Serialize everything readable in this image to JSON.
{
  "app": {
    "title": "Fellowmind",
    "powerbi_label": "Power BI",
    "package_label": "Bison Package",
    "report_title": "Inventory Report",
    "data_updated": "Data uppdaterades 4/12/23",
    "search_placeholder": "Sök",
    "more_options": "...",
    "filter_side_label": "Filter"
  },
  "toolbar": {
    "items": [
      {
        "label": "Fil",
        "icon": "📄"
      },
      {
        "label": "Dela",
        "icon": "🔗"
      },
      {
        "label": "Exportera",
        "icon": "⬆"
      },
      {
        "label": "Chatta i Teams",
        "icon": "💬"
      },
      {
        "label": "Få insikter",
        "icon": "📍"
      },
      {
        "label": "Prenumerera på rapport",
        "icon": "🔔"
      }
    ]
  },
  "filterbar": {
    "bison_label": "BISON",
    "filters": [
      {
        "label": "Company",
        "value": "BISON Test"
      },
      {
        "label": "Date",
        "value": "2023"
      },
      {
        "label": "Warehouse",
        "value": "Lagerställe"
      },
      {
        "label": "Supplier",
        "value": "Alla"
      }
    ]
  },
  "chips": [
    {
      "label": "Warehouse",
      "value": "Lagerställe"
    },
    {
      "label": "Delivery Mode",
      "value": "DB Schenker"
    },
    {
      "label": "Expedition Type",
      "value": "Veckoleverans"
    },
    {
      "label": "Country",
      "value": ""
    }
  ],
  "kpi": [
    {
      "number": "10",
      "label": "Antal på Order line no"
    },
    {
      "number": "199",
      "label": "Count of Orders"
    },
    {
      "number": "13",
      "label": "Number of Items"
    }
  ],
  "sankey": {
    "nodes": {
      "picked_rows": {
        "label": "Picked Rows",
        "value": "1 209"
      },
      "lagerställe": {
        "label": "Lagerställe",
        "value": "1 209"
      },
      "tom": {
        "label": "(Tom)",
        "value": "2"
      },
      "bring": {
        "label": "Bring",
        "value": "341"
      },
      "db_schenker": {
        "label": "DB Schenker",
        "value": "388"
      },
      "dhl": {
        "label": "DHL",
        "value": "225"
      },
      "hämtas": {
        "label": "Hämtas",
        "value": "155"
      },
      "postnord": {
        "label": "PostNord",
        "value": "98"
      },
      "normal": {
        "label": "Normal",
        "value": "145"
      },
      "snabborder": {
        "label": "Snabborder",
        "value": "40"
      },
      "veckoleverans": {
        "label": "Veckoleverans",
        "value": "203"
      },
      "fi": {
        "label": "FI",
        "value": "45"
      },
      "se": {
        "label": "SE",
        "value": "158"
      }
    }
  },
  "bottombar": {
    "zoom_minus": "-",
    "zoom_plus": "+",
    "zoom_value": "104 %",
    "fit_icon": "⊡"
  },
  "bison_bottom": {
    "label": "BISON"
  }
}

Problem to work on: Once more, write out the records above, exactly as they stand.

Reply to the task:
Serialize everything readable in this image to JSON.
{
  "app": {
    "title": "Fellowmind",
    "powerbi_label": "Power BI",
    "package_label": "Bison Package",
    "report_title": "Inventory Report",
    "data_updated": "Data uppdaterades 4/12/23",
    "search_placeholder": "Sök",
    "more_options": "...",
    "filter_side_label": "Filter"
  },
  "toolbar": {
    "items": [
      {
        "label": "Fil",
        "icon": "📄"
      },
      {
        "label": "Dela",
        "icon": "🔗"
      },
      {
        "label": "Exportera",
        "icon": "⬆"
      },
      {
        "label": "Chatta i Teams",
        "icon": "💬"
      },
      {
        "label": "Få insikter",
        "icon": "📍"
      },
      {
        "label": "Prenumerera på rapport",
        "icon": "🔔"
      }
    ]
  },
  "filterbar": {
    "bison_label": "BISON",
    "filters": [
      {
        "label": "Company",
        "value": "BISON Test"
      },
      {
        "label": "Date",
        "value": "2023"
      },
      {
        "label": "Warehouse",
        "value": "Lagerställe"
      },
      {
        "label": "Supplier",
        "value": "Alla"
      }
    ]
  },
  "chips": [
    {
      "label": "Warehouse",
      "value": "Lagerställe"
    },
    {
      "label": "Delivery Mode",
      "value": "DB Schenker"
    },
    {
      "label": "Expedition Type",
      "value": "Veckoleverans"
    },
    {
      "label": "Country",
      "value": ""
    }
  ],
  "kpi": [
    {
      "number": "10",
      "label": "Antal på Order line no"
    },
    {
      "number": "199",
      "label": "Count of Orders"
    },
    {
      "number": "13",
      "label": "Number of Items"
    }
  ],
  "sankey": {
    "nodes": {
      "picked_rows": {
        "label": "Picked Rows",
        "value": "1 209"
      },
      "lagerställe": {
        "label": "Lagerställe",
        "value": "1 209"
      },
      "tom": {
        "label": "(Tom)",
        "value": "2"
      },
      "bring": {
        "label": "Bring",
        "value": "341"
      },
      "db_schenker": {
        "label": "DB Schenker",
        "value": "388"
      },
      "dhl": {
        "label": "DHL",
        "value": "225"
      },
      "hämtas": {
        "label": "Hämtas",
        "value": "155"
      },
      "postnord": {
        "label": "PostNord",
        "value": "98"
      },
      "normal": {
        "label": "Normal",
        "value": "145"
      },
      "snabborder": {
        "label": "Snabborder",
        "value": "40"
      },
      "veckoleverans": {
        "label": "Veckoleverans",
        "value": "203"
      },
      "fi": {
        "label": "FI",
        "value": "45"
      },
      "se": {
        "label": "SE",
        "value": "158"
      }
    }
  },
  "bottombar": {
    "zoom_minus": "-",
    "zoom_plus": "+",
    "zoom_value": "104 %",
    "fit_icon": "⊡"
  },
  "bison_bottom": {
    "label": "BISON"
  }
}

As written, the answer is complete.